- You will be taken to a page with all the searchable collections provided by Family Search. In the search box to the left enter the following text "United States Census" and you will see the US Census listed by year. Select the year you would like to search and click on it.
- Now, once again, you will be tempted to enter your Ancestor's information (I know I was). Instead you will enter two pieces of information. The first is the "Residence Place" - here you enter the county. The second piece of information to enter is the "Relationship to Head of Household" - this is a dropdown box located down the page.
- Enter the County and State of the records you want to search. Then, from the dropdown box, select "inmate" - many residents of Almshouses, Poorhouses, and Poor Farms were referred to as "inmates" in census records. Click the "Search" button.
- You will now arrive at your search results based on the information you entered.
There are a few key points to remember when viewing your search results.
- Your search results will display both inmates at prisons and "inmates" at Almshouses.

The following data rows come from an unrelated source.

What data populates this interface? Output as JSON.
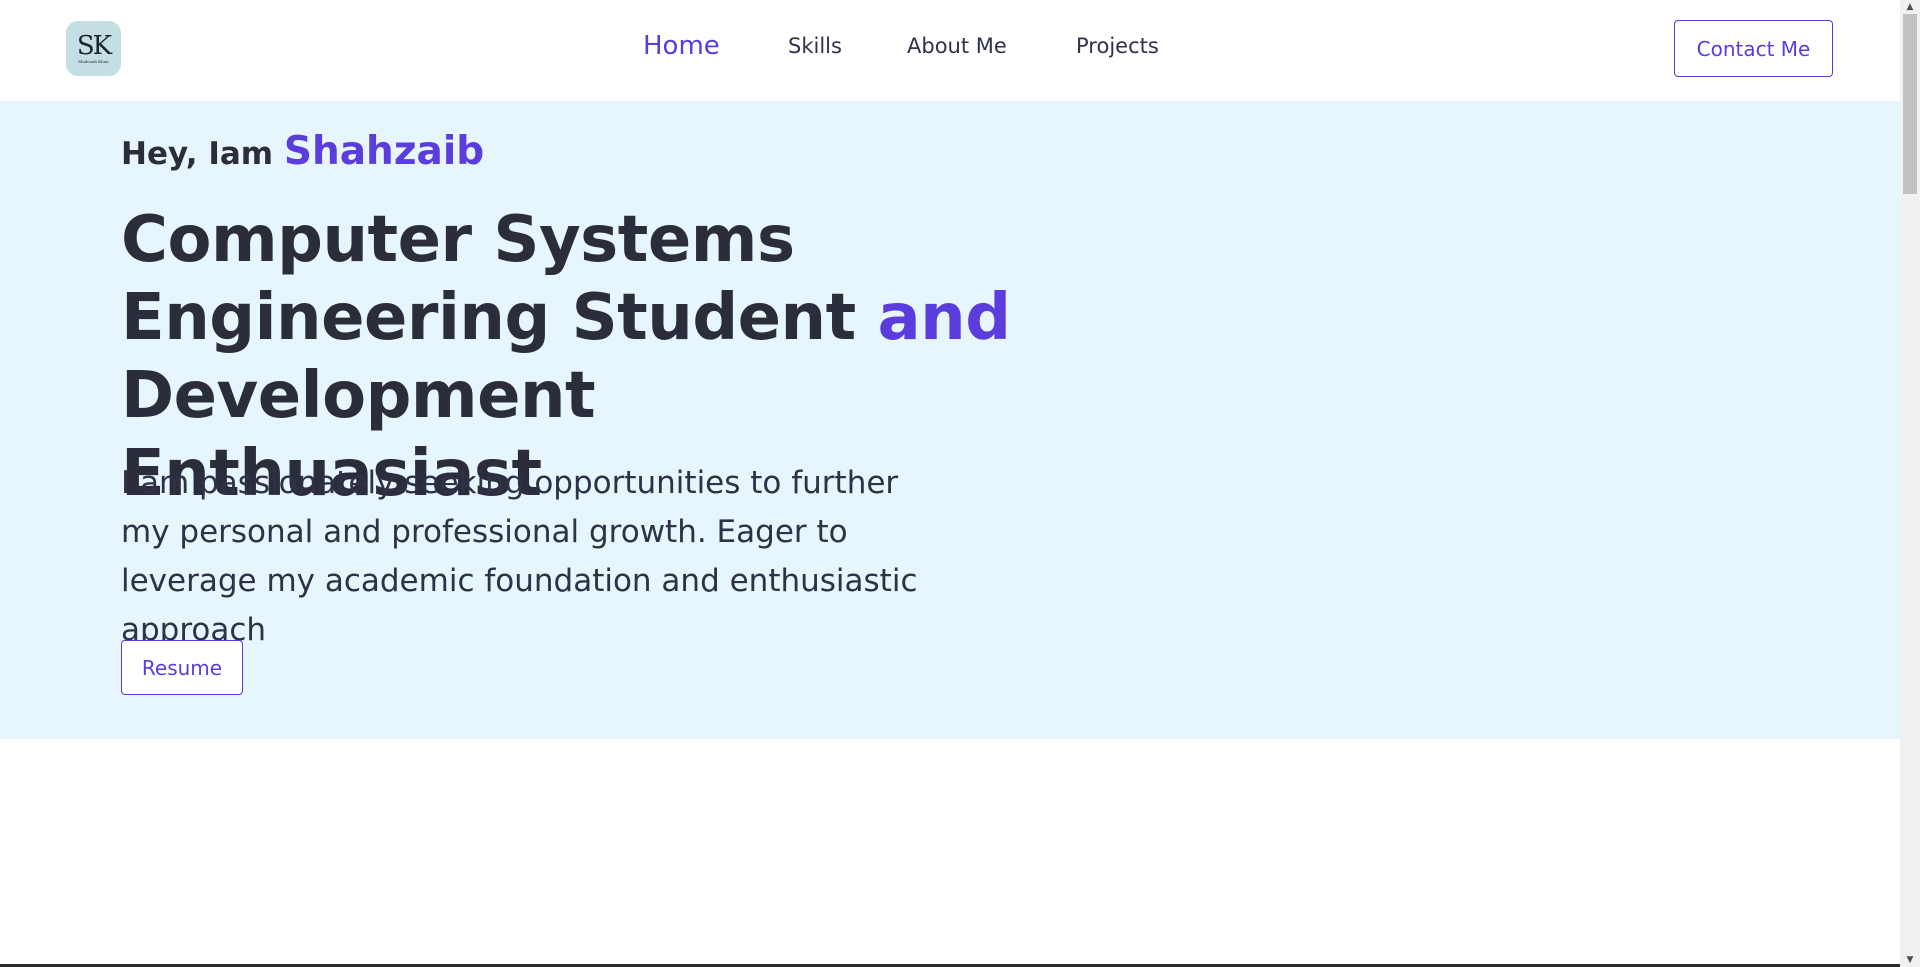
{
  "navbar": {
    "logo": {
      "mark": "SK",
      "subtitle": "Shahzaib Khan"
    },
    "links": [
      {
        "label": "Home",
        "active": true
      },
      {
        "label": "Skills",
        "active": false
      },
      {
        "label": "About Me",
        "active": false
      },
      {
        "label": "Projects",
        "active": false
      }
    ],
    "contact_label": "Contact Me"
  },
  "hero": {
    "greeting_prefix": "Hey, Iam",
    "greeting_name": "Shahzaib",
    "headline_part1": "Computer Systems Engineering Student ",
    "headline_accent": "and",
    "headline_part2": " Development Enthuasiast",
    "intro": "I am passionately seeking opportunities to further my personal and professional growth. Eager to leverage my academic foundation and enthusiastic approach",
    "resume_label": "Resume"
  },
  "scrollbar": {
    "up_icon": "triangle-up-icon",
    "down_icon": "triangle-down-icon"
  },
  "colors": {
    "accent": "#5b3cdc",
    "hero_background": "#e6f6fc",
    "text": "#2b2d3c",
    "logo_background": "#c3dfe4"
  }
}
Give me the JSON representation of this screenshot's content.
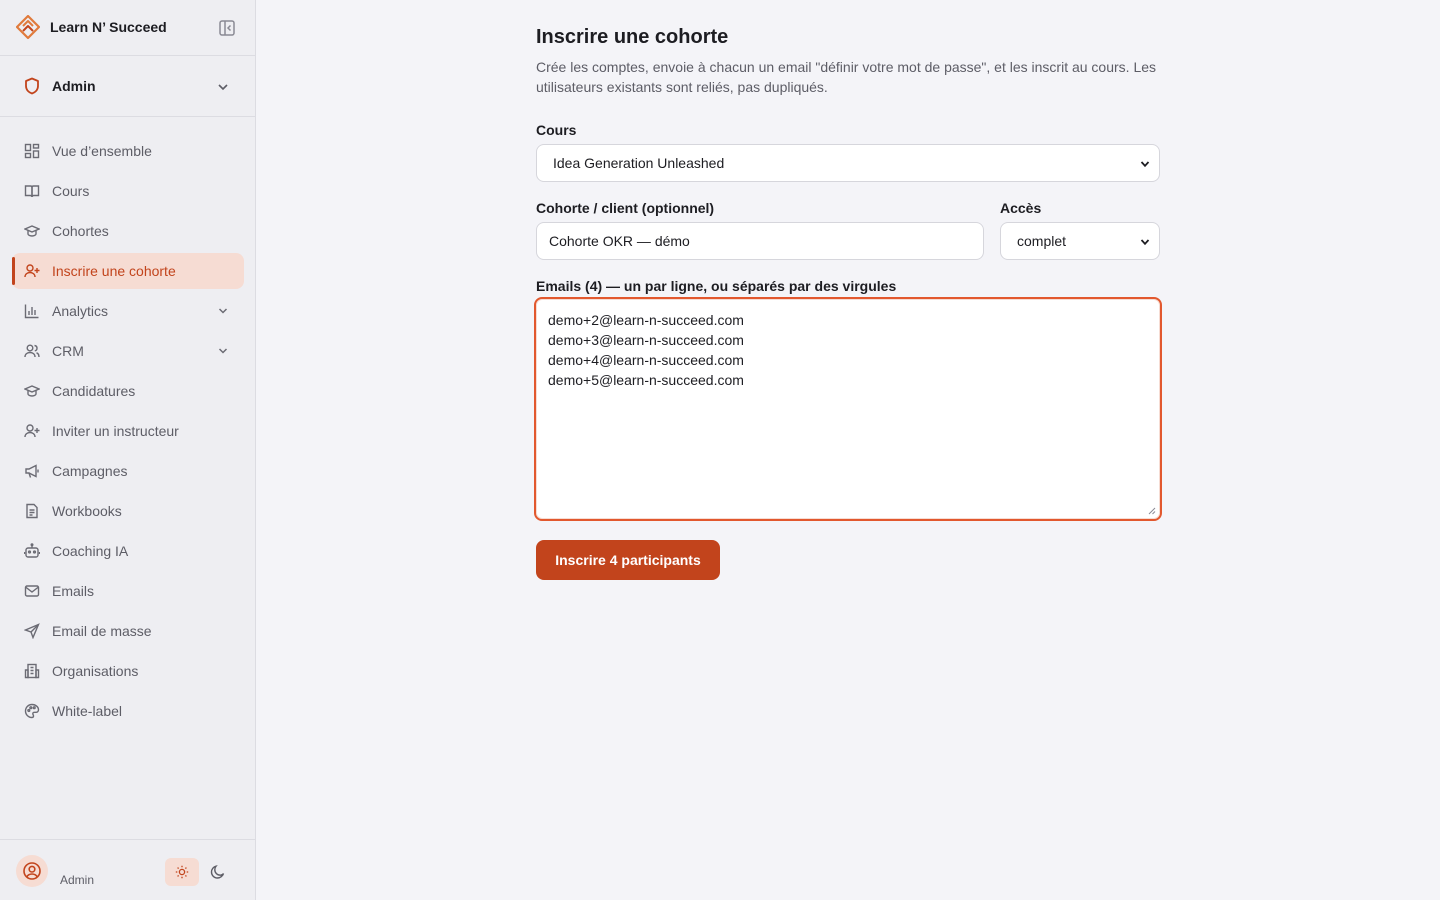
{
  "brand": {
    "name": "Learn N’ Succeed"
  },
  "role": {
    "label": "Admin"
  },
  "nav": [
    {
      "label": "Vue d’ensemble",
      "icon": "dashboard-icon"
    },
    {
      "label": "Cours",
      "icon": "book-icon"
    },
    {
      "label": "Cohortes",
      "icon": "graduation-cap-icon"
    },
    {
      "label": "Inscrire une cohorte",
      "icon": "user-plus-icon",
      "active": true
    },
    {
      "label": "Analytics",
      "icon": "bar-chart-icon",
      "expandable": true
    },
    {
      "label": "CRM",
      "icon": "users-icon",
      "expandable": true
    },
    {
      "label": "Candidatures",
      "icon": "graduation-cap-icon"
    },
    {
      "label": "Inviter un instructeur",
      "icon": "user-plus-icon"
    },
    {
      "label": "Campagnes",
      "icon": "megaphone-icon"
    },
    {
      "label": "Workbooks",
      "icon": "document-icon"
    },
    {
      "label": "Coaching IA",
      "icon": "robot-icon"
    },
    {
      "label": "Emails",
      "icon": "mail-icon"
    },
    {
      "label": "Email de masse",
      "icon": "send-icon"
    },
    {
      "label": "Organisations",
      "icon": "building-icon"
    },
    {
      "label": "White-label",
      "icon": "palette-icon"
    }
  ],
  "footer": {
    "user_name": "Admin"
  },
  "page": {
    "title": "Inscrire une cohorte",
    "description": "Crée les comptes, envoie à chacun un email \"définir votre mot de passe\", et les inscrit au cours. Les utilisateurs existants sont reliés, pas dupliqués."
  },
  "form": {
    "course_label": "Cours",
    "course_value": "Idea Generation Unleashed",
    "cohort_label": "Cohorte / client (optionnel)",
    "cohort_value": "Cohorte OKR — démo",
    "access_label": "Accès",
    "access_value": "complet",
    "emails_label": "Emails (4) — un par ligne, ou séparés par des virgules",
    "emails": [
      "demo+2@learn-n-succeed.com",
      "demo+3@learn-n-succeed.com",
      "demo+4@learn-n-succeed.com",
      "demo+5@learn-n-succeed.com"
    ],
    "submit_label": "Inscrire 4 participants"
  },
  "colors": {
    "accent": "#c2441c",
    "accent_soft": "#f6dcd3",
    "focus": "#e2582e"
  }
}
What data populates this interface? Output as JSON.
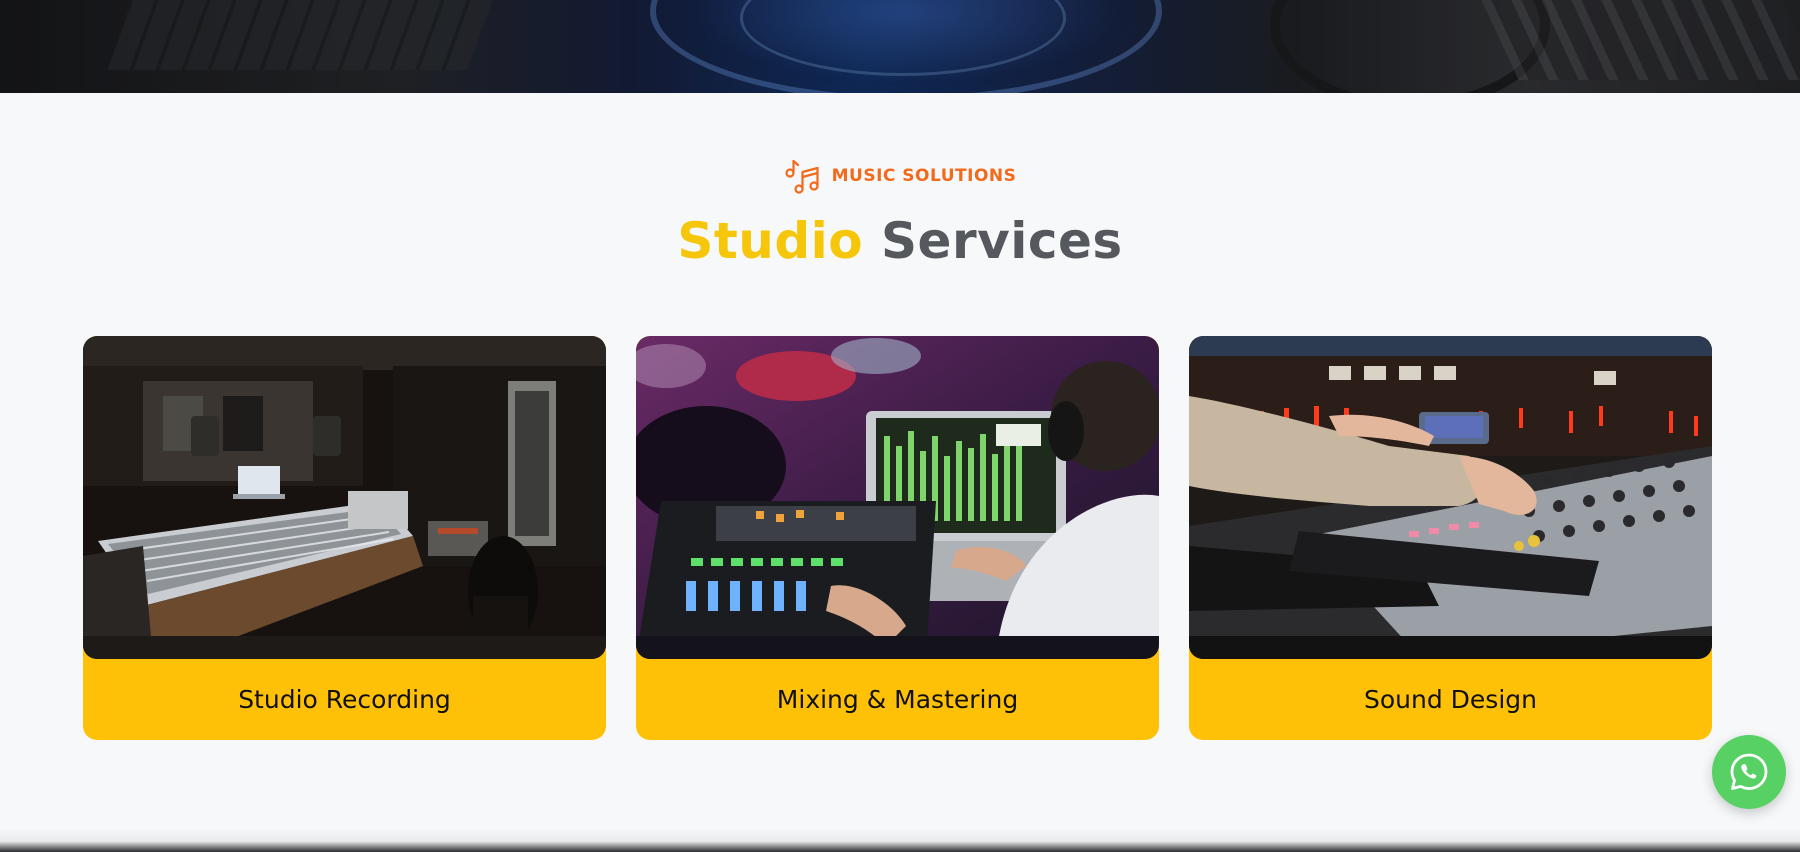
{
  "hero": {
    "image": "studio-equipment-banner"
  },
  "section": {
    "eyebrow_icon": "music-notes-icon",
    "eyebrow_label": "MUSIC SOLUTIONS",
    "heading_accent": "Studio",
    "heading_rest": "Services"
  },
  "services": [
    {
      "title": "Studio Recording",
      "image": "recording-studio-console-photo"
    },
    {
      "title": "Mixing & Mastering",
      "image": "mixing-desk-engineer-photo"
    },
    {
      "title": "Sound Design",
      "image": "mixing-console-hands-photo"
    }
  ],
  "floating": {
    "icon": "whatsapp-icon"
  },
  "colors": {
    "accent": "#f5c60a",
    "eyebrow": "#f26a1b",
    "heading_gray": "#55585c",
    "card_footer": "#ffc107",
    "whatsapp": "#57d163",
    "page_bg": "#f7f8fa"
  }
}
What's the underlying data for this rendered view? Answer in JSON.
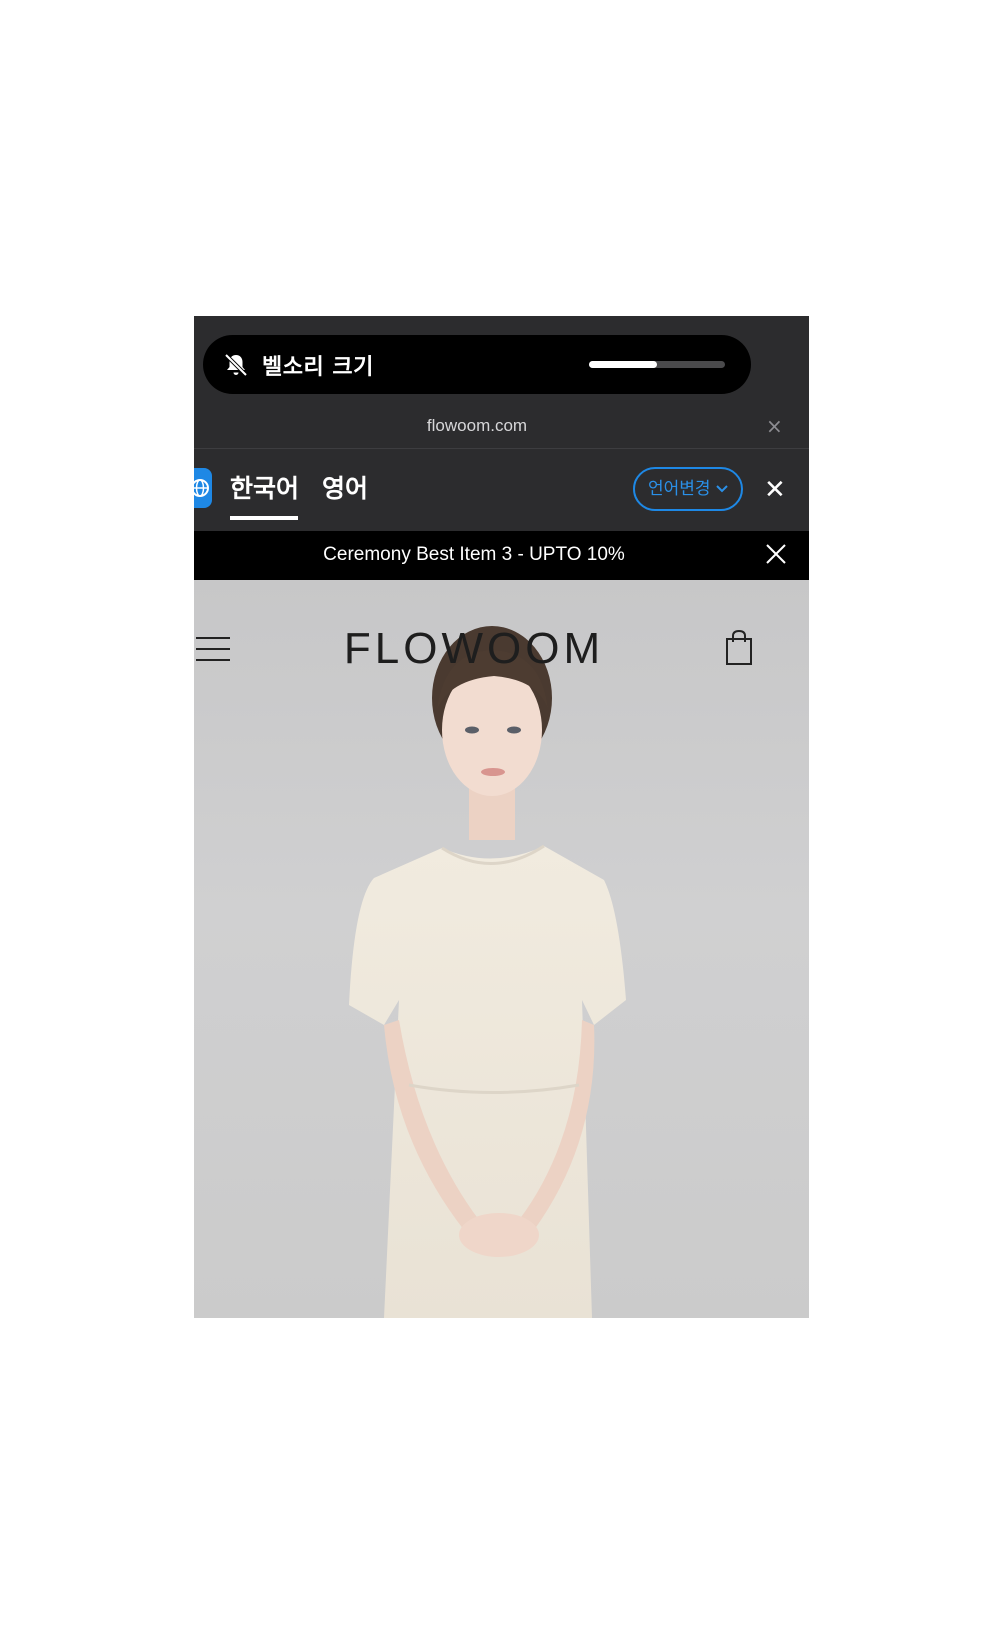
{
  "hud": {
    "label": "벨소리 크기",
    "volume_fraction": 0.5,
    "icon": "bell-slash-icon"
  },
  "url_bar": {
    "url": "flowoom.com",
    "close_label": "×"
  },
  "translate_bar": {
    "tabs": [
      {
        "label": "한국어",
        "active": true
      },
      {
        "label": "영어",
        "active": false
      }
    ],
    "change_button": "언어변경",
    "close_label": "✕"
  },
  "promo": {
    "text": "Ceremony Best Item 3 - UPTO 10%"
  },
  "site_header": {
    "logo": "FLOWOOM",
    "menu_icon": "hamburger-icon",
    "cart_icon": "shopping-bag-icon"
  },
  "colors": {
    "accent": "#1e88e5",
    "toolbar_bg": "#2c2c2e",
    "banner_bg": "#000000",
    "hero_bg": "#cbcbcb"
  }
}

- The "Head of Household" could be a family who lived there as well.
- Be sure to search the surrounding counties.
- In my experience I have found that the Almshouse "inmates" are both male and female with varying ages.
- If you click on the name of one of the search results it will take you to the page displaying all the individuals at this facility. You can usually tell if it is a prison and/or Almshouse.
- When you click on an individual's name, take note of the information at the bottom of the page (source citation information) - this information can be used to search US Census records at ancestry.com or at your favorite website to search the US Census records.
I hope you find the information you seek on your Ancestor. If you found this article helpful and/or if you found your Ancestor in an Almshouse, let me know in the comments below. I would love to hear from you!